WHAT IS REQUIRED
Please output every entry below exactly as written, leaving out any pictures.

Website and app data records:
>>>>>

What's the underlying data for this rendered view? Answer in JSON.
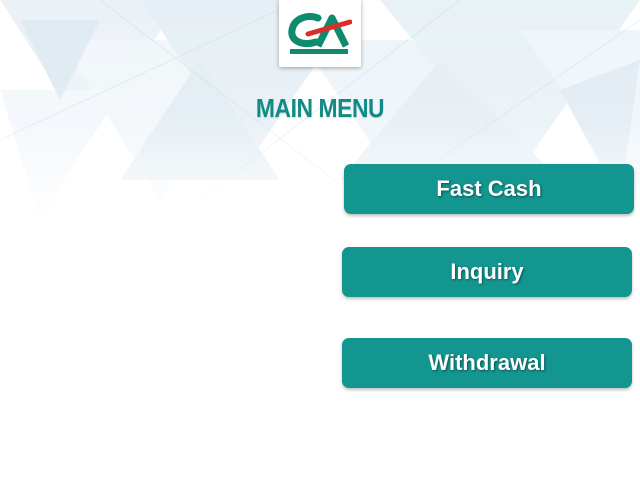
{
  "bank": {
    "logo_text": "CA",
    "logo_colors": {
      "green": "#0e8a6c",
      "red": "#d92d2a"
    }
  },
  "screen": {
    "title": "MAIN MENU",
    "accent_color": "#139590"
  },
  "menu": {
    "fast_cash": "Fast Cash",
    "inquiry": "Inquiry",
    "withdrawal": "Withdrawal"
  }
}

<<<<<

TASK RESULT
What's the underlying data for this rendered view? Answer in JSON.
{
  "bank": {
    "logo_text": "CA",
    "logo_colors": {
      "green": "#0e8a6c",
      "red": "#d92d2a"
    }
  },
  "screen": {
    "title": "MAIN MENU",
    "accent_color": "#139590"
  },
  "menu": {
    "fast_cash": "Fast Cash",
    "inquiry": "Inquiry",
    "withdrawal": "Withdrawal"
  }
}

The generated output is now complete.